We hear a lot about brain chemicals: Neurotransmitters and hormones: Dopamine. Serotonin. Oxytocin. Endorphin. And they all impact our feelings and behavior. The problem, of course, is Psychology and Brain Science aren’t Biology or Chemistry. In Chemistry, two molecules of hydrogen coupled with one of oxygen are going to give you water every time. Social sciences, including Psychology don’t work like that.
For most of the past decade, Marc Helgesen taught a “Positive Psychology in ELT” course in the MA TESOL program at the Nagoya University of Foreign Studies. After the course, students are encouraged to use and develop activities in their own classes. What follows are a few examples of things they have done.
Just over 15 years ago, I first heard about Positive Psychology. It was the topic of a cover story in TIME Magazine. They called it, “The Science of Happiness.” In the issue, there was a short article by University of California-Riverside psychologist Sonja Lyubomirsky. It was called, “Eight Steps Toward a More Satisfying Life.” Those steps are shown in the pictures above.
Engagement is the E in Martin Seligman’s PERMA model of human flourishing. And Seligman is explicit about what engagement is. It is Flow. Flow has been the focus of Mihály Csíkszentmihályi’s research for around 60 years now in various contexts. Csíkszentmihályi presents Flow as those moments of total engagement and “effortless action” we experience when “what we feel, what we wish, and what we think are in harmony” (1997, p. 28). When we are in a Flow state, our attention is focused and we feel in control of our actions. Self-consciousness, as well as sense of time, disappear.

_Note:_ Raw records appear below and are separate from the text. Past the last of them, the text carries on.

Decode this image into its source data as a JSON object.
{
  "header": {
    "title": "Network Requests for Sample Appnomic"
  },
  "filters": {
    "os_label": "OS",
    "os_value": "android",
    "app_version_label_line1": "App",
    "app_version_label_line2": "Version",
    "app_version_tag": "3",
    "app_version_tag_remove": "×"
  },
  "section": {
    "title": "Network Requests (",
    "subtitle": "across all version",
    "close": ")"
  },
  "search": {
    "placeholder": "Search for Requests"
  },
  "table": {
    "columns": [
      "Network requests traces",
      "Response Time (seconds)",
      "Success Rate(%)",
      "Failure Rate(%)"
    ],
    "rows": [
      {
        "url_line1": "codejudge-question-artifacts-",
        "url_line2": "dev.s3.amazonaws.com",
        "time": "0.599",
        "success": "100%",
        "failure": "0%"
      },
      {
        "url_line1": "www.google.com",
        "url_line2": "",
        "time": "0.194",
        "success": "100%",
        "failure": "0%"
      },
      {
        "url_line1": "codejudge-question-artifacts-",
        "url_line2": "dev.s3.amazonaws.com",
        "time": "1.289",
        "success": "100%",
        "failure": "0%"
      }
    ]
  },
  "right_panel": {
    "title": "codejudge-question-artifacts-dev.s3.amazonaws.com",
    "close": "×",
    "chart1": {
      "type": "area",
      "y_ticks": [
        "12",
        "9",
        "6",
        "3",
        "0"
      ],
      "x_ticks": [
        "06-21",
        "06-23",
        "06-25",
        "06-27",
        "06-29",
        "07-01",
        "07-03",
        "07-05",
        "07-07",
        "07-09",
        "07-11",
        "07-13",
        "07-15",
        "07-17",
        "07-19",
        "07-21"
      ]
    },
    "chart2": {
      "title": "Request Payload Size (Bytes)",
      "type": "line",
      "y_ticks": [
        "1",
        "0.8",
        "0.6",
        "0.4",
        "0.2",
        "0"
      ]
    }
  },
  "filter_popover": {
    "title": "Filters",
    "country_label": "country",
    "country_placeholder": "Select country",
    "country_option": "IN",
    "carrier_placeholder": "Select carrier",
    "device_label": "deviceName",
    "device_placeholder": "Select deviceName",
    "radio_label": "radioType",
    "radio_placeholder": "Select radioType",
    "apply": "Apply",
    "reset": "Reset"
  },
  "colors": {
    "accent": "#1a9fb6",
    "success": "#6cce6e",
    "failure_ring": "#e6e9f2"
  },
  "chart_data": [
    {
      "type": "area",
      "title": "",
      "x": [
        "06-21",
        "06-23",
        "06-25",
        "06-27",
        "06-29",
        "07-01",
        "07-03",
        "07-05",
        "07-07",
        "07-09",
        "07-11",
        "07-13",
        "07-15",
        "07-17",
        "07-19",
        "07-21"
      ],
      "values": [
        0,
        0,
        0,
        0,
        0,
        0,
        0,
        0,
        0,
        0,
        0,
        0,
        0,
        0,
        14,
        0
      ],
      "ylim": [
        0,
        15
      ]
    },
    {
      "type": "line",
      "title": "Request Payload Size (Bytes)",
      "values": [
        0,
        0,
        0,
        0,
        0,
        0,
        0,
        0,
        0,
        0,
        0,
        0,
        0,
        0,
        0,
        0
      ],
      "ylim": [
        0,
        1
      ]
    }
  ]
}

As I write, the world is still in the midst of an unprecedented global crisis. Particularly in education, students and teachers have had to adjust to new working conditions, both displaying an incredible commitment to ensuring the best education possible in the circumstances. As with all critical periods and experiences, the crisis has caused many individuals to take stock and reflect on what matters most, what is important to prioritise, and what lessons they want to learn when moving into the “new normal” post-pandemic.

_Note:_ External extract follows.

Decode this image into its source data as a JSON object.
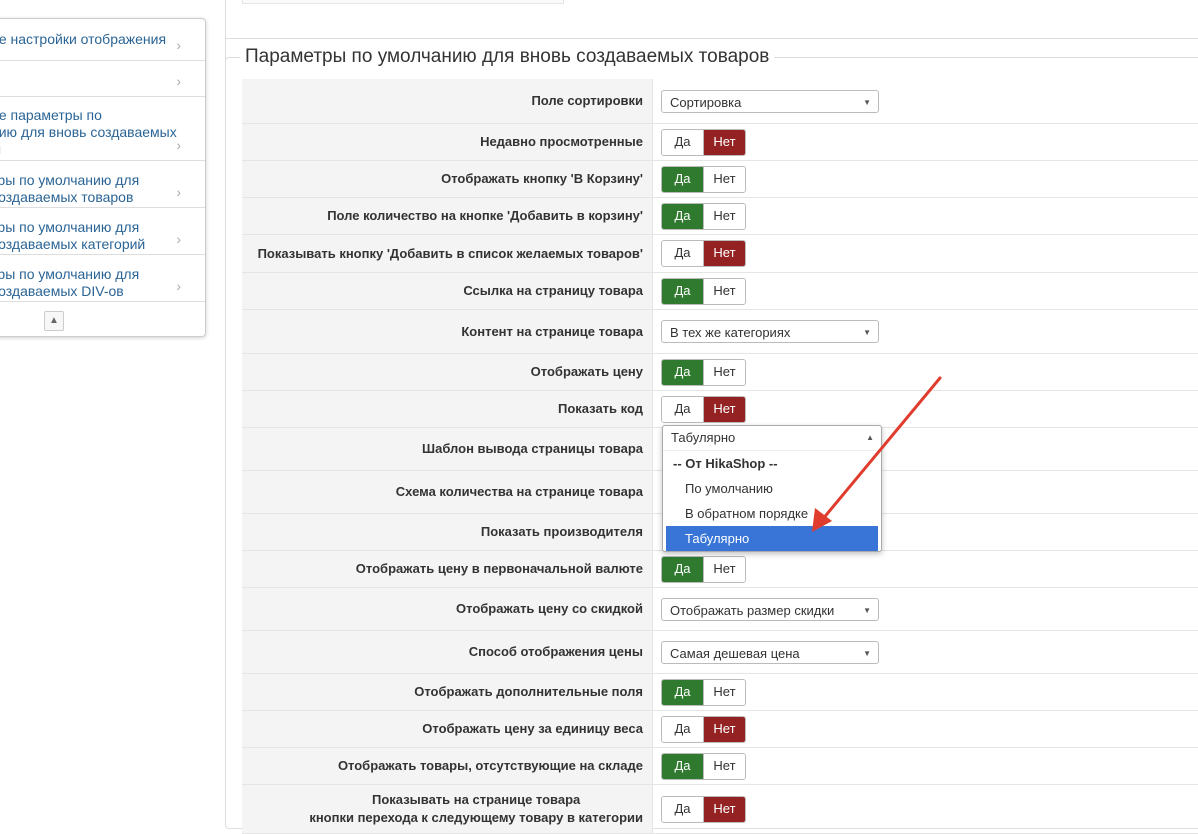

From the time, in the second half of the nineteenth century, when Sigmund Freud looked at his cigar and wondered what it meant, Psychology focused on problems: mental illness, depression, and the like. Then, just about 20 years ago, a group of people in the American Psychological Association (APA) asked, “What about mental health?”